About this exercise >> The answer must be the data, repeated exactly.

Raw data >>
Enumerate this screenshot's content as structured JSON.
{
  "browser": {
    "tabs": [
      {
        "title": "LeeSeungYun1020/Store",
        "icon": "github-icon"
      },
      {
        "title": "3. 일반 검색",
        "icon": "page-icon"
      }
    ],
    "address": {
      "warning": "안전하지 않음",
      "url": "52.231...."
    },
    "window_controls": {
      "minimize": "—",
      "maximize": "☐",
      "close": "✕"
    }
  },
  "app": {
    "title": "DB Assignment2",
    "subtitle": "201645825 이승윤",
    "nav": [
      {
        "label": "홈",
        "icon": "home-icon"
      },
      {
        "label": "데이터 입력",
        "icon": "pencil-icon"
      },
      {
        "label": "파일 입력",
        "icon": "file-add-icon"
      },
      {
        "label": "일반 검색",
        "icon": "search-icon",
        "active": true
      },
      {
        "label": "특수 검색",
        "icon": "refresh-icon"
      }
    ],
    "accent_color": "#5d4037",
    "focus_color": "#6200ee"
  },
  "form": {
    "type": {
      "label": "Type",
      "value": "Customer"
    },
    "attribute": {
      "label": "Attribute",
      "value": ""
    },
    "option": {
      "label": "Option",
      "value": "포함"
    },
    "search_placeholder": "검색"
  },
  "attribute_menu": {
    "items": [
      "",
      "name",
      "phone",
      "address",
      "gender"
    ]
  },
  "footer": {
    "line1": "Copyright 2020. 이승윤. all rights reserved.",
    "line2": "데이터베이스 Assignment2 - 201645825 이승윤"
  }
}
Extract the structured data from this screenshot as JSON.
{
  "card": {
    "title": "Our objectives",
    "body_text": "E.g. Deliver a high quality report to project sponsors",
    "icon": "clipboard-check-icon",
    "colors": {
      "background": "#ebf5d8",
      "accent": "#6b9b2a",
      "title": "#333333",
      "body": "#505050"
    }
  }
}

Solution for this task >>
Enumerate this screenshot's content as structured JSON.
{
  "browser": {
    "tabs": [
      {
        "title": "LeeSeungYun1020/Store",
        "icon": "github-icon"
      },
      {
        "title": "3. 일반 검색",
        "icon": "page-icon"
      }
    ],
    "address": {
      "warning": "안전하지 않음",
      "url": "52.231...."
    },
    "window_controls": {
      "minimize": "—",
      "maximize": "☐",
      "close": "✕"
    }
  },
  "app": {
    "title": "DB Assignment2",
    "subtitle": "201645825 이승윤",
    "nav": [
      {
        "label": "홈",
        "icon": "home-icon"
      },
      {
        "label": "데이터 입력",
        "icon": "pencil-icon"
      },
      {
        "label": "파일 입력",
        "icon": "file-add-icon"
      },
      {
        "label": "일반 검색",
        "icon": "search-icon",
        "active": true
      },
      {
        "label": "특수 검색",
        "icon": "refresh-icon"
      }
    ],
    "accent_color": "#5d4037",
    "focus_color": "#6200ee"
  },
  "form": {
    "type": {
      "label": "Type",
      "value": "Customer"
    },
    "attribute": {
      "label": "Attribute",
      "value": ""
    },
    "option": {
      "label": "Option",
      "value": "포함"
    },
    "search_placeholder": "검색"
  },
  "attribute_menu": {
    "items": [
      "",
      "name",
      "phone",
      "address",
      "gender"
    ]
  },
  "footer": {
    "line1": "Copyright 2020. 이승윤. all rights reserved.",
    "line2": "데이터베이스 Assignment2 - 201645825 이승윤"
  }
}
Extract the structured data from this screenshot as JSON.
{
  "card": {
    "title": "Our objectives",
    "body_text": "E.g. Deliver a high quality report to project sponsors",
    "icon": "clipboard-check-icon",
    "colors": {
      "background": "#ebf5d8",
      "accent": "#6b9b2a",
      "title": "#333333",
      "body": "#505050"
    }
  }
}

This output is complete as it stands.